I was surprised the Mueller investigation didn’t come up at the town hall. It was certainly one of several topics on my mind when I decided to attend. According to the New York State of Politics blog, during an interview about the questions Mueller might want to ask Trump that were leaked last week by the New York Times, Reed said the Mueller investigation should be allowed to take its course. Anyone found by the special counsel to have engaged in wrongdoing should be held “accountable.” “At the end of the day, that’s what we should be doing and focusing on.”
At one point, and I am sorry that I can’t remember the context, Mr. Reed repeated his position that people who act wrongly should be held accountable. I wish I had the chance to ask Mr. Reed: Does that include the President and members of Congress from your own party who attack the FBI for investigating the Russia connection or who attack the Mueller investigation as “disgraceful,” a “witch hunt”? And who attack the personal integrity of Mueller himself, as well as Rosenstein and Sessions, and who call for all three to be fired—Mueller and Rosenstein for not being Republicans (which they are) and Sessions, the Attorney General of the US, for recusing himself from overseeing the investigation and not putting the President’s interests before that of this country?
This is wrongdoing enacted in public. This is the President violating principles at the center of our constitutional government, namely separation of powers between the executive and judicial branches of the government. This is the President directly interfering in an investigation. And all of it is happening not in secret, but in our faces.
If you, Mr. Reed, think wrongdoing should be punished. If you think the investigation needs to proceed and the constitution, and the rule of law, to be honored and protected, why don’t you speak up against not only the President, but the GOP Congresspeople who follow his lead on the subject? This is your job. If you don’t speak out, aren’t you complicit in Mr. Trump’s actions that possibly undermine the rule of law in our nation and, thus, someone who needs to be held accountable?
What I’ve gathered from these town halls is that they are an important part of our modern Democracy. But they must be more than a public relations gimmick. They must be the reality of democracy, not the mere appearance. They must be a sincere attempt at conversation: for the politician, it must be a chance to not only communicate their own understanding of issues but also discover what best advances the well-being of constituents. For the constituents, it’s a chance to express and increase our understanding of crucial issues and discover how much the politician is not only an honest leader but also a true servant of the people.

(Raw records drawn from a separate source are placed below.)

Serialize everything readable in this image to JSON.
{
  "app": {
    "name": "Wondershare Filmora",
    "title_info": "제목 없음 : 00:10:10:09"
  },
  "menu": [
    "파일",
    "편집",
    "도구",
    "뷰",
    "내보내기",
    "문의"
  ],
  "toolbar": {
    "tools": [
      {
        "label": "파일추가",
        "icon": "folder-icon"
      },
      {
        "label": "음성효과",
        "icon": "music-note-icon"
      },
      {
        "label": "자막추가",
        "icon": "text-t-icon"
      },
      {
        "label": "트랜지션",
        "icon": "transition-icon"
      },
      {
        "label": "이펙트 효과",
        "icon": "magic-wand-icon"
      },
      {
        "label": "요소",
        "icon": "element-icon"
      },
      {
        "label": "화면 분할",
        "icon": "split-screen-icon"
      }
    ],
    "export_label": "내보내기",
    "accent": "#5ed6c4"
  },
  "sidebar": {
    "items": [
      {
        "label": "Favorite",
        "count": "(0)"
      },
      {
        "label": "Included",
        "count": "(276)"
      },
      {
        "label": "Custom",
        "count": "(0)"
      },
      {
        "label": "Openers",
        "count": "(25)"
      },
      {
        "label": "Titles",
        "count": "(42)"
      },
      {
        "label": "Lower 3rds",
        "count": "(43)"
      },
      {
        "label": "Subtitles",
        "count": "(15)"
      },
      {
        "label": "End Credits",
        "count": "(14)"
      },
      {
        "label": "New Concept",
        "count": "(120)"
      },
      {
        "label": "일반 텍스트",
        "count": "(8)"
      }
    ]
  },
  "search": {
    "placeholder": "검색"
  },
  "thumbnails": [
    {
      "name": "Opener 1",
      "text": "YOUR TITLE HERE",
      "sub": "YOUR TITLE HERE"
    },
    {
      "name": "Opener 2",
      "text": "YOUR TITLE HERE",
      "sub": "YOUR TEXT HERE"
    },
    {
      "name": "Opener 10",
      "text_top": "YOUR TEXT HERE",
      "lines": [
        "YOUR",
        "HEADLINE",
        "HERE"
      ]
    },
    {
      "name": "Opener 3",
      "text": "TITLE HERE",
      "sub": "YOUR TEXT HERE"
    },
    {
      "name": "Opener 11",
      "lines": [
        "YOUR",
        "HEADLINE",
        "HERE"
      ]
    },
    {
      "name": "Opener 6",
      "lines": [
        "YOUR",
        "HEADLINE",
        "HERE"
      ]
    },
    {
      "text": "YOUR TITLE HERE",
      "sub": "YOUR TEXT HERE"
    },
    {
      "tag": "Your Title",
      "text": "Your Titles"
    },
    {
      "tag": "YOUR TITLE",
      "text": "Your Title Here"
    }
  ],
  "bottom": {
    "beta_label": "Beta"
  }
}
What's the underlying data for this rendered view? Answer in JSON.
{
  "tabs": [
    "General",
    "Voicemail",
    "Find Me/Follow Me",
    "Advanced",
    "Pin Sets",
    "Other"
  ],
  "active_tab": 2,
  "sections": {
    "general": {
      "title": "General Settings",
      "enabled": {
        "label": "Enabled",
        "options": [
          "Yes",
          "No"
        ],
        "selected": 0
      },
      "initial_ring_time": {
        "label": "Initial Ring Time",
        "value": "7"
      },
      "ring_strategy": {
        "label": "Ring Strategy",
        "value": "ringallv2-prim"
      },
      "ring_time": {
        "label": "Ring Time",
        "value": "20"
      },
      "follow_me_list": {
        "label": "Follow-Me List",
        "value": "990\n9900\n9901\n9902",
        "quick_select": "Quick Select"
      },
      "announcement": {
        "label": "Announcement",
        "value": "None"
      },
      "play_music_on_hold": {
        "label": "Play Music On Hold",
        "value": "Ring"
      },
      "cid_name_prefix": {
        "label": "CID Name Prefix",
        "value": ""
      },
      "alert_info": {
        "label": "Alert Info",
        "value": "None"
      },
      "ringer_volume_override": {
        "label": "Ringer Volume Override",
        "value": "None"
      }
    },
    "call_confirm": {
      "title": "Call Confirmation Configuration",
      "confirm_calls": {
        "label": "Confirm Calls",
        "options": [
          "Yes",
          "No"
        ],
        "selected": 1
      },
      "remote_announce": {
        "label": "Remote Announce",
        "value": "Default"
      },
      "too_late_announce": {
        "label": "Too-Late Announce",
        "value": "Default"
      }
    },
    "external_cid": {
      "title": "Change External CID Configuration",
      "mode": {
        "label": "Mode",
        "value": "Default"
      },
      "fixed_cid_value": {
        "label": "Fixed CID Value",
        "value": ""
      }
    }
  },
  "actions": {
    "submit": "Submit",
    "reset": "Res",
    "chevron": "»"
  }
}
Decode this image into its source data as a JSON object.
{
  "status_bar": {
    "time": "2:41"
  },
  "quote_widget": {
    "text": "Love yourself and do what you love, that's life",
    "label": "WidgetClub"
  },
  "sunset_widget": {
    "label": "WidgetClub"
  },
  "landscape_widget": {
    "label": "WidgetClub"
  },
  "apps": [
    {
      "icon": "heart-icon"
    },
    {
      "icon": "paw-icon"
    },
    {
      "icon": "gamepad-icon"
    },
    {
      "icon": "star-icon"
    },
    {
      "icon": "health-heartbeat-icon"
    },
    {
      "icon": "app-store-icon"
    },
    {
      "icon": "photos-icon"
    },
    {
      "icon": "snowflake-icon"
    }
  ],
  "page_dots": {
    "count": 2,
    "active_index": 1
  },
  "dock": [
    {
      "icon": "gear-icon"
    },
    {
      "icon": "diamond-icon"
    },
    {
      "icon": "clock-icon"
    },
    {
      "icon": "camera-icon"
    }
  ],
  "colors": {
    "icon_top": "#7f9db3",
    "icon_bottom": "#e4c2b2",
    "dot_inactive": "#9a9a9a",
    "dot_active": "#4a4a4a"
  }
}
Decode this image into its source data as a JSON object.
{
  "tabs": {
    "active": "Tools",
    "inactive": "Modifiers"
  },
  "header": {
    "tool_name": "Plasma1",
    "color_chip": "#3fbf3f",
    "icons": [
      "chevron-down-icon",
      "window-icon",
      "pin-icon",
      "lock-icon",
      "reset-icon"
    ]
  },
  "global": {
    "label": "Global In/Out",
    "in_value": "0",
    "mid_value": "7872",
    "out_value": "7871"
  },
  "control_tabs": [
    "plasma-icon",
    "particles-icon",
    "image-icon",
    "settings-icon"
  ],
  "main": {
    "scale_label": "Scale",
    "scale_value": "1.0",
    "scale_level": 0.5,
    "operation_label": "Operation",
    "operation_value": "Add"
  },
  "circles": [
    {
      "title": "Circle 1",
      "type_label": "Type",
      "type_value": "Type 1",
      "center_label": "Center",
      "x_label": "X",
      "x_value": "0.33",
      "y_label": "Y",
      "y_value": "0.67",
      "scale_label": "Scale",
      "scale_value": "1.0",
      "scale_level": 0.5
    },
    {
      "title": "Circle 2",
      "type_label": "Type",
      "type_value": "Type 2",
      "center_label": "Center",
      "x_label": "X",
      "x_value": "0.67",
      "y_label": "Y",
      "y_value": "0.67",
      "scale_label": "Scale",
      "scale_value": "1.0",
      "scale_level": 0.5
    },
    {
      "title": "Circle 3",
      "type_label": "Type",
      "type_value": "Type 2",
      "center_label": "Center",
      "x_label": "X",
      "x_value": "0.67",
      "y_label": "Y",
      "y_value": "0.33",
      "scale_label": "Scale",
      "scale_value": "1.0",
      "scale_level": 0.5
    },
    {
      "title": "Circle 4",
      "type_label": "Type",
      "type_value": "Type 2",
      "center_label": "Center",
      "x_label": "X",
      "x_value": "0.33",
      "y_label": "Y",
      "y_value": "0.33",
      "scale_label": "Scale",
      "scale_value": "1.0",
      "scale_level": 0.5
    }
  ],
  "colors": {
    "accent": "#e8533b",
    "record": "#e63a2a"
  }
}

*I noticed three of the candidates hoping to be chosen to run as a Democrat against Reed in this year’s election were present at the town hall. If there were more, I am sorry I didn’t notice them. They were Max Della Pia, Tracy Mitrano, and Linda Andrei. Also present was Amanda Kirchgessner, who is running for the NY State Senate seat held by Tom O’Mara in the 58thDistrict.
**Photo by Kathy Morris, from a demonstration last year at Congressman Reed’s office in Ithaca.